[EXERCISE OBJECTIVE] Nothing in the data should be left out or altered when it is retyped.

DATA FOR PROCESSING section start

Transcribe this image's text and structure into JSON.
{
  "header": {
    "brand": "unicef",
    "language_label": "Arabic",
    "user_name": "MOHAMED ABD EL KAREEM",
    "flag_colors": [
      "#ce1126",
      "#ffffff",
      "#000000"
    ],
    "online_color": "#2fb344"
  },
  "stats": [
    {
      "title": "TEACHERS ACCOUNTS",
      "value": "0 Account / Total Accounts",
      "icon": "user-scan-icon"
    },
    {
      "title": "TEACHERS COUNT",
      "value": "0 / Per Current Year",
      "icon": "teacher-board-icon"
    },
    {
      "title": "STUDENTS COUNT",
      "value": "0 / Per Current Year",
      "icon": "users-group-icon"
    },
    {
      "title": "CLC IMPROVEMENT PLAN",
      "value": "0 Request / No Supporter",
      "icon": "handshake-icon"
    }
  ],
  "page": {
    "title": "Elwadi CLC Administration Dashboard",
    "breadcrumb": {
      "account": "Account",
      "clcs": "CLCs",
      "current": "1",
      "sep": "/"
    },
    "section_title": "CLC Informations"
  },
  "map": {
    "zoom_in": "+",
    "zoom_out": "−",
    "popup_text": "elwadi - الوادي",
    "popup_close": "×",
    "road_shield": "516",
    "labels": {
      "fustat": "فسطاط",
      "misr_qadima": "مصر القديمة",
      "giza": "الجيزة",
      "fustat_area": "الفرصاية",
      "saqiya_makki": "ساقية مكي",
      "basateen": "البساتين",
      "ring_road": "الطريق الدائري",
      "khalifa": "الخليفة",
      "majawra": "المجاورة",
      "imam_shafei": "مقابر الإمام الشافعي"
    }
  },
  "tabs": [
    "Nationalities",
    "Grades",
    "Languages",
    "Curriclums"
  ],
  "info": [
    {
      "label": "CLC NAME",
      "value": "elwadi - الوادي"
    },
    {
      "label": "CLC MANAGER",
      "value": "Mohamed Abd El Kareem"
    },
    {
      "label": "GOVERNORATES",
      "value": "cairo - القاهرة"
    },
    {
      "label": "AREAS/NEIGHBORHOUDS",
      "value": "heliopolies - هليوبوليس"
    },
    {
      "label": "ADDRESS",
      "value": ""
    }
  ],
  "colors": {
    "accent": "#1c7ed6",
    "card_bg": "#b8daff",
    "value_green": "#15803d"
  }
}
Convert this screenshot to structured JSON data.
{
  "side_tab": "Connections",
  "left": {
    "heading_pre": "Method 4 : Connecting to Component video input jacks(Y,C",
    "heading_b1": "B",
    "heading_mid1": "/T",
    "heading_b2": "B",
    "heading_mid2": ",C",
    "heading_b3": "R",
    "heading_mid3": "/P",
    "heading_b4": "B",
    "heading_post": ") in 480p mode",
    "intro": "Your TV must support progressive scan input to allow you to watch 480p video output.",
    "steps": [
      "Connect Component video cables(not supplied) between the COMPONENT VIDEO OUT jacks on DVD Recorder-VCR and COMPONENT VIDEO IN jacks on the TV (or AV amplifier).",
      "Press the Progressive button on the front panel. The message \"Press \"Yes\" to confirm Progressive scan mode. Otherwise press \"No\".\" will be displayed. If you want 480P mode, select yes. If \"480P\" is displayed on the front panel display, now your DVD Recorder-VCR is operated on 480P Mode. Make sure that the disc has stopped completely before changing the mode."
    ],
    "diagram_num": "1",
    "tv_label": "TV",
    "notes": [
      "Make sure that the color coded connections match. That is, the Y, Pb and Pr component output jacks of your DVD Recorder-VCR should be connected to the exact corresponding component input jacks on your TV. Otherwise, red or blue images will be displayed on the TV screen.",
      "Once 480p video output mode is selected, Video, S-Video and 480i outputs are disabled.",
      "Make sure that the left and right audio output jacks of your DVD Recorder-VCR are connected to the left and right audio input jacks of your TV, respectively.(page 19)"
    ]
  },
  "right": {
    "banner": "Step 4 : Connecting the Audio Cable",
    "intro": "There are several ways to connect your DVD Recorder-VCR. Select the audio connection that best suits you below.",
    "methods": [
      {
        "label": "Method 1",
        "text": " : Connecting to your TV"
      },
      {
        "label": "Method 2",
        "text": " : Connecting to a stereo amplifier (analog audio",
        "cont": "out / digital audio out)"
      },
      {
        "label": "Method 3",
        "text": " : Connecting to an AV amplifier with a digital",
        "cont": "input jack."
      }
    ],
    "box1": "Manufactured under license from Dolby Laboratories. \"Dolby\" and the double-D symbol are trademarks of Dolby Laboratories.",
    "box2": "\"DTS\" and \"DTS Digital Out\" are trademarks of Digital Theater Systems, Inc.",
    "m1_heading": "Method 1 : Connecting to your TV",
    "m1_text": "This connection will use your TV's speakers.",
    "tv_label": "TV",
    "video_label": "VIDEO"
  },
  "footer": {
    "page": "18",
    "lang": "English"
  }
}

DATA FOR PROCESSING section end

[EXERCISE OUTPUT]
Transcribe this image's text and structure into JSON.
{
  "header": {
    "brand": "unicef",
    "language_label": "Arabic",
    "user_name": "MOHAMED ABD EL KAREEM",
    "flag_colors": [
      "#ce1126",
      "#ffffff",
      "#000000"
    ],
    "online_color": "#2fb344"
  },
  "stats": [
    {
      "title": "TEACHERS ACCOUNTS",
      "value": "0 Account / Total Accounts",
      "icon": "user-scan-icon"
    },
    {
      "title": "TEACHERS COUNT",
      "value": "0 / Per Current Year",
      "icon": "teacher-board-icon"
    },
    {
      "title": "STUDENTS COUNT",
      "value": "0 / Per Current Year",
      "icon": "users-group-icon"
    },
    {
      "title": "CLC IMPROVEMENT PLAN",
      "value": "0 Request / No Supporter",
      "icon": "handshake-icon"
    }
  ],
  "page": {
    "title": "Elwadi CLC Administration Dashboard",
    "breadcrumb": {
      "account": "Account",
      "clcs": "CLCs",
      "current": "1",
      "sep": "/"
    },
    "section_title": "CLC Informations"
  },
  "map": {
    "zoom_in": "+",
    "zoom_out": "−",
    "popup_text": "elwadi - الوادي",
    "popup_close": "×",
    "road_shield": "516",
    "labels": {
      "fustat": "فسطاط",
      "misr_qadima": "مصر القديمة",
      "giza": "الجيزة",
      "fustat_area": "الفرصاية",
      "saqiya_makki": "ساقية مكي",
      "basateen": "البساتين",
      "ring_road": "الطريق الدائري",
      "khalifa": "الخليفة",
      "majawra": "المجاورة",
      "imam_shafei": "مقابر الإمام الشافعي"
    }
  },
  "tabs": [
    "Nationalities",
    "Grades",
    "Languages",
    "Curriclums"
  ],
  "info": [
    {
      "label": "CLC NAME",
      "value": "elwadi - الوادي"
    },
    {
      "label": "CLC MANAGER",
      "value": "Mohamed Abd El Kareem"
    },
    {
      "label": "GOVERNORATES",
      "value": "cairo - القاهرة"
    },
    {
      "label": "AREAS/NEIGHBORHOUDS",
      "value": "heliopolies - هليوبوليس"
    },
    {
      "label": "ADDRESS",
      "value": ""
    }
  ],
  "colors": {
    "accent": "#1c7ed6",
    "card_bg": "#b8daff",
    "value_green": "#15803d"
  }
}
Convert this screenshot to structured JSON data.
{
  "side_tab": "Connections",
  "left": {
    "heading_pre": "Method 4 : Connecting to Component video input jacks(Y,C",
    "heading_b1": "B",
    "heading_mid1": "/T",
    "heading_b2": "B",
    "heading_mid2": ",C",
    "heading_b3": "R",
    "heading_mid3": "/P",
    "heading_b4": "B",
    "heading_post": ") in 480p mode",
    "intro": "Your TV must support progressive scan input to allow you to watch 480p video output.",
    "steps": [
      "Connect Component video cables(not supplied) between the COMPONENT VIDEO OUT jacks on DVD Recorder-VCR and COMPONENT VIDEO IN jacks on the TV (or AV amplifier).",
      "Press the Progressive button on the front panel. The message \"Press \"Yes\" to confirm Progressive scan mode. Otherwise press \"No\".\" will be displayed. If you want 480P mode, select yes. If \"480P\" is displayed on the front panel display, now your DVD Recorder-VCR is operated on 480P Mode. Make sure that the disc has stopped completely before changing the mode."
    ],
    "diagram_num": "1",
    "tv_label": "TV",
    "notes": [
      "Make sure that the color coded connections match. That is, the Y, Pb and Pr component output jacks of your DVD Recorder-VCR should be connected to the exact corresponding component input jacks on your TV. Otherwise, red or blue images will be displayed on the TV screen.",
      "Once 480p video output mode is selected, Video, S-Video and 480i outputs are disabled.",
      "Make sure that the left and right audio output jacks of your DVD Recorder-VCR are connected to the left and right audio input jacks of your TV, respectively.(page 19)"
    ]
  },
  "right": {
    "banner": "Step 4 : Connecting the Audio Cable",
    "intro": "There are several ways to connect your DVD Recorder-VCR. Select the audio connection that best suits you below.",
    "methods": [
      {
        "label": "Method 1",
        "text": " : Connecting to your TV"
      },
      {
        "label": "Method 2",
        "text": " : Connecting to a stereo amplifier (analog audio",
        "cont": "out / digital audio out)"
      },
      {
        "label": "Method 3",
        "text": " : Connecting to an AV amplifier with a digital",
        "cont": "input jack."
      }
    ],
    "box1": "Manufactured under license from Dolby Laboratories. \"Dolby\" and the double-D symbol are trademarks of Dolby Laboratories.",
    "box2": "\"DTS\" and \"DTS Digital Out\" are trademarks of Digital Theater Systems, Inc.",
    "m1_heading": "Method 1 : Connecting to your TV",
    "m1_text": "This connection will use your TV's speakers.",
    "tv_label": "TV",
    "video_label": "VIDEO"
  },
  "footer": {
    "page": "18",
    "lang": "English"
  }
}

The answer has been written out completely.